Sprint and T-Mobile may not end up together after all — at least not in the immediate future. According to Nikkei, Sprint’s owner, Softbank, plans to call off merger negotiations with T-Mobile because the two companies can’t agree on what ownership of the combined business would look like. The two companies have been in talks for months, and Softbank had hoped to combine the two companies as early as 2013.
Since T-Mobile has over 10 million more US phone subscribers than Sprint, it had been widely assumed that the combined company would primarily be owned by Deutsche Telekom, T-Mobile’s parent company. It sounded like Softbank was fine with that, but according to Nikkei, it’s not. Softbank’s board reportedly voted on Friday not to give up control of the combined company and therefore to call off merger negotiations.
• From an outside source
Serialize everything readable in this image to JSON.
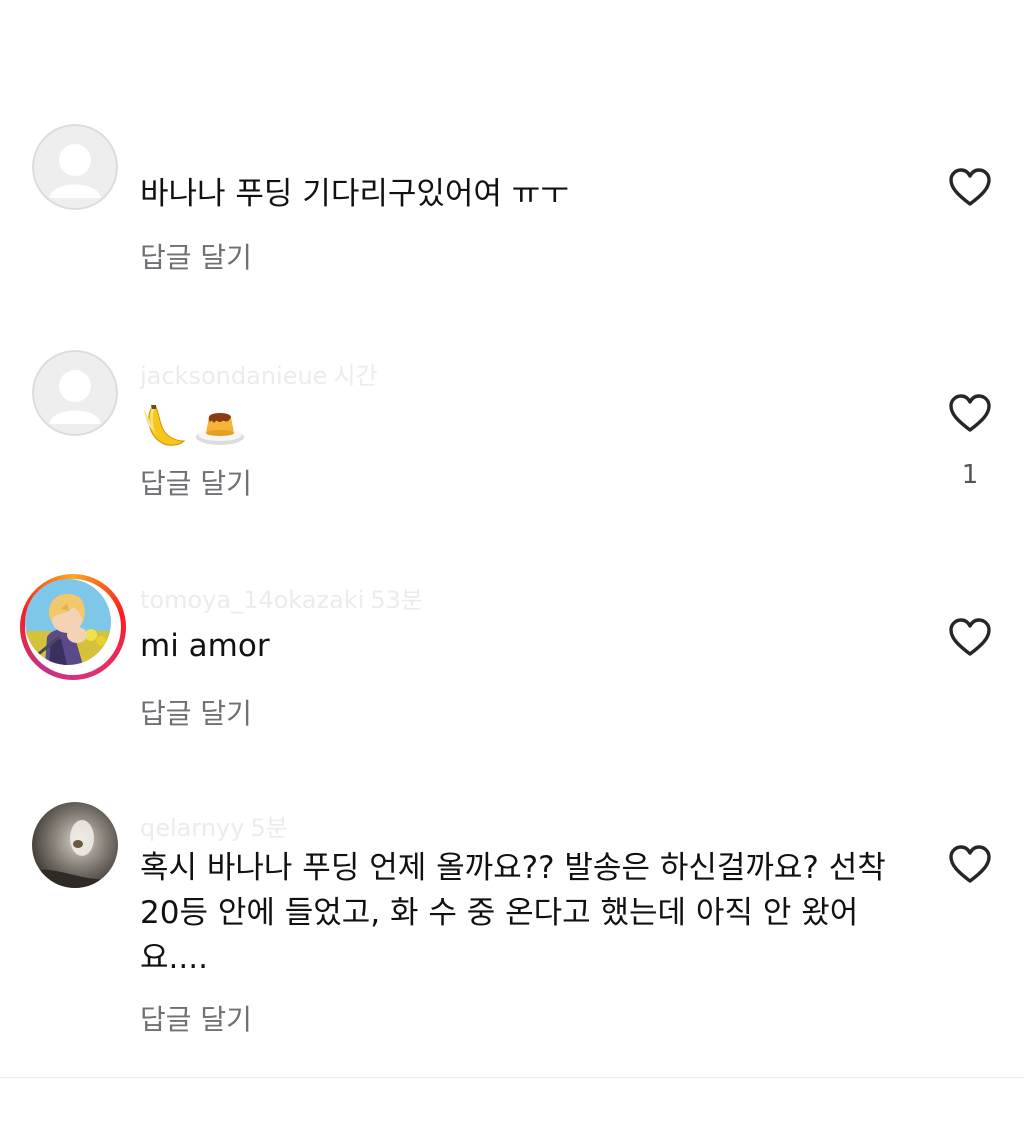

It’s entirely possible this won’t be the absolute end of the Sprint–T-Mobile talks. Softbank may be hoping today’s news will get Deutsche Telekom to reconsider — and Nikkei says Softbank will only “propose ending the negotiations,” which seems to leave open some room for them to continue, should the terms change. Or, Softbank could be hoping to revisit a potential merger should the carrier market change in a favorable way down the road.
Softbank has been pushing this merger for years, and T-Mobile has always seemed interested as well. It would quickly rocket the combined company onto the same footing as AT&T and Verizon, putting it in a close third place, instead of the distant third and fourth place roles they currently hold. It would reshape the US wireless industry in a major way, transforming one of the scrappy medium-sized players into a behemoth that doesn’t have nearly as much to compete for.